If there are still any questions about the possible applications of 3D printing and additive manufacturing within industrial processes and production they will likely be answered at the upcoming 3D Printing & Additive Manufacturing – Industrial Applications Global Summit 2013, scheduled for November 19th and 20th at ExCel London, by the Royal Victoria Dock in London’s Docklands.
The first summit on 3D printing to be organized by London Business Conferences, focuses on the business benefits and requirements of industrial 3D printing and it is also posed to be one of the largest, with speakers that include senior representatives from a wide variety of industries, including – but not limited to – Defense, Automotive, Motorsport, Electronics, Sports Equipment, Medical and Biomedical.

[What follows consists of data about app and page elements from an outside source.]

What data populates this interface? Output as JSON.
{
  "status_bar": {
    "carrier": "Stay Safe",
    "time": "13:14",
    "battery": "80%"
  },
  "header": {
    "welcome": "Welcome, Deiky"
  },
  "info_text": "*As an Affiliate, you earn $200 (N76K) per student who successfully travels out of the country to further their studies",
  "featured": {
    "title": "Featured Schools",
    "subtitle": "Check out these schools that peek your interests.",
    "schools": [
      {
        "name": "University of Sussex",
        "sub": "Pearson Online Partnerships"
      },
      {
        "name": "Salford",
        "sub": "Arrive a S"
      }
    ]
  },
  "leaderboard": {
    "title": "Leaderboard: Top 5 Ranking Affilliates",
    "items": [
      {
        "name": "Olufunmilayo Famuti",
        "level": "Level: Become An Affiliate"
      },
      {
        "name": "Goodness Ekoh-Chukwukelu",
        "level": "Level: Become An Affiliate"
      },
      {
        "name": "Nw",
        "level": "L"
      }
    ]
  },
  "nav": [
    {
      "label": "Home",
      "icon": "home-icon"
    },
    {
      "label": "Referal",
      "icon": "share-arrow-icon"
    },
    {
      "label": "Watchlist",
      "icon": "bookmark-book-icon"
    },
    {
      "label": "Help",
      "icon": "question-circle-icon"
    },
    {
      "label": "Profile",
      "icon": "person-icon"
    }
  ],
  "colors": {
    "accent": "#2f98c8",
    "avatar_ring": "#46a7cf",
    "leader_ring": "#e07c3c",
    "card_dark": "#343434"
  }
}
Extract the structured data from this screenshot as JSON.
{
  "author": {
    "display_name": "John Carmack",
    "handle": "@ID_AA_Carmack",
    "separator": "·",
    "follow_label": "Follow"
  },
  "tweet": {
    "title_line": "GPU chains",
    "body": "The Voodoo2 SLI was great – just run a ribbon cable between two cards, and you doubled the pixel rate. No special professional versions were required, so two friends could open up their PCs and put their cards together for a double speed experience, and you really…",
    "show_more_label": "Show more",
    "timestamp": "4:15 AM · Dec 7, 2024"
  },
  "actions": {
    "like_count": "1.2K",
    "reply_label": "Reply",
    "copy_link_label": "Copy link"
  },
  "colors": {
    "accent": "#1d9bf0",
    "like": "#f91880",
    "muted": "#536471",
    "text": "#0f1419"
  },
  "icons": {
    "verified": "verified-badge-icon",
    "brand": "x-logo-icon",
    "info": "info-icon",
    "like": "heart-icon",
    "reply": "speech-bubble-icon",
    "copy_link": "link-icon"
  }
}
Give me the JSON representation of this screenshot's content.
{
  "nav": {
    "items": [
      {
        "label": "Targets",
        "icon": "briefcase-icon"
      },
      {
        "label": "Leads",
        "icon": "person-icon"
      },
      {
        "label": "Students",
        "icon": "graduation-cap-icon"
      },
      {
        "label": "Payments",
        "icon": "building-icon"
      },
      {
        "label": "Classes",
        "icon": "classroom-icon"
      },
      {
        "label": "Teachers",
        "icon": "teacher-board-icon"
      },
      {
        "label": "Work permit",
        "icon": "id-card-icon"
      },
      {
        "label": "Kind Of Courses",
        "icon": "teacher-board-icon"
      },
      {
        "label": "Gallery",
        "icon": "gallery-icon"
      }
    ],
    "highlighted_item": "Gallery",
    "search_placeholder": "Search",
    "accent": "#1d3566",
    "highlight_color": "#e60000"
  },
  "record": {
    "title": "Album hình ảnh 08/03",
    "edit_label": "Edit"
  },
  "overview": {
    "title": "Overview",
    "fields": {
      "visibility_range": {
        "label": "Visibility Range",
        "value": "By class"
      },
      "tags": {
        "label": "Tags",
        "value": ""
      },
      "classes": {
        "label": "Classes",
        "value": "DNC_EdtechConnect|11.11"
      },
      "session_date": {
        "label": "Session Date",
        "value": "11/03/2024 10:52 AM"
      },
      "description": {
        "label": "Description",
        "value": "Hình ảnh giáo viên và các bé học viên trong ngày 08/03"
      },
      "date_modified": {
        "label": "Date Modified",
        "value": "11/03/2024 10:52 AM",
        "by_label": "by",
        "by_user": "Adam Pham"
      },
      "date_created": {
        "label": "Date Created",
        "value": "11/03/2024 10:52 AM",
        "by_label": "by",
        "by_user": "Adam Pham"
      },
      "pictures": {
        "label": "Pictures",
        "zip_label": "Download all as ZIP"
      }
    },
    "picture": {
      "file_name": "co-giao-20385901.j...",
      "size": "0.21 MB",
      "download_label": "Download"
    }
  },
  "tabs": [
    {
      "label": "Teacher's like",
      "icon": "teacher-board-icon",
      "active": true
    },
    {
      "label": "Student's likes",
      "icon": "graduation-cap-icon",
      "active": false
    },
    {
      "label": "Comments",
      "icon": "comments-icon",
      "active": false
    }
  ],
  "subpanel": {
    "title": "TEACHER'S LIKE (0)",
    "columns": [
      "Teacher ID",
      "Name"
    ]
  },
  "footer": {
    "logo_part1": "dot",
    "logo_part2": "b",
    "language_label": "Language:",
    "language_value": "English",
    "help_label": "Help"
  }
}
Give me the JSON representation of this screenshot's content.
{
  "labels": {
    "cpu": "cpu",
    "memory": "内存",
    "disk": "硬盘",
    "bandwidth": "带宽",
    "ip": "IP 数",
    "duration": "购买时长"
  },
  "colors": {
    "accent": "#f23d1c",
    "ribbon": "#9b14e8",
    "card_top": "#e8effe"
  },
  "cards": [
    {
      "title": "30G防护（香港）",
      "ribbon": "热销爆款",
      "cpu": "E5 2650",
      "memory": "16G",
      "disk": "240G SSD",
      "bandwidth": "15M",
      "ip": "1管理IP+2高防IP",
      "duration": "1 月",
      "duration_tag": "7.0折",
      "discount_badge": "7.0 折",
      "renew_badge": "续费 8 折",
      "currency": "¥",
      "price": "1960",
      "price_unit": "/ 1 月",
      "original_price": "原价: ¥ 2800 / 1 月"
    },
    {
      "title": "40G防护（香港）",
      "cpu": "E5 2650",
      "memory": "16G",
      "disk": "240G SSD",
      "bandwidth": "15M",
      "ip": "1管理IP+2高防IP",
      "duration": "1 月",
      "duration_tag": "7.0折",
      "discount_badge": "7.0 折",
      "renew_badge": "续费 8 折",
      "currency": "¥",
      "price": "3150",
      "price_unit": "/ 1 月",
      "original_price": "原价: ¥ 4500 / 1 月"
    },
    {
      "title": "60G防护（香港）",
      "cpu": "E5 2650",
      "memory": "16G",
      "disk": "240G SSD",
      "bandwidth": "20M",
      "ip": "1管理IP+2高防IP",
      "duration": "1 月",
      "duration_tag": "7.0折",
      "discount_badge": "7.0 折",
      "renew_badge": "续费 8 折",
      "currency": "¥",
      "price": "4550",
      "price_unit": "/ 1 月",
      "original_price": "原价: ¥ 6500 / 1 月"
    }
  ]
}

As much as we love them, and love to talk about them, this is not about desktop 3D printers: it is about how the entire global industrial production paradigm is shifting toward a more sustainable and efficient type of manufacturing. Satellites, aeroplanes, military fighters and defense systems built by British giants such as BAE and EADS are based on some of the most advanced technologies known. The two companies’ senior representatives, Rainer Rauh, VP of Global Innovation Network at EADS, and Stephen Morgan, Group Leader, Advanced Technology Center at BAE Systems, will discuss what is possible today through 3D printing and what will be possible in the near future, how equipment and materials costs (for both metals and plastics) are affecting industry growth and what the potential of additive manufacturing is for true mass production.
They will not, by far, offer the only contribution: Lorenzo Lorenzi from GE, Dan Johns from GKN Aerospace and Curtis Carson from Airbus, along with representatives from IBM, Renault, Bayer Material Science and Dyson will talk about the 3D printing technologies that are receiving the most attention in their fields of work in terms of investment and research, and discuss the challenges of designing for additive manufacturing and the means to protect intellectual properties.
Attendance prices reflect the level of the business the summit encompasses: an All-Access pass for the two days of the conference and workshops cost £1,348 but it’s looking more and more like a small price to pay to be at the forefront of the next industrial revolution.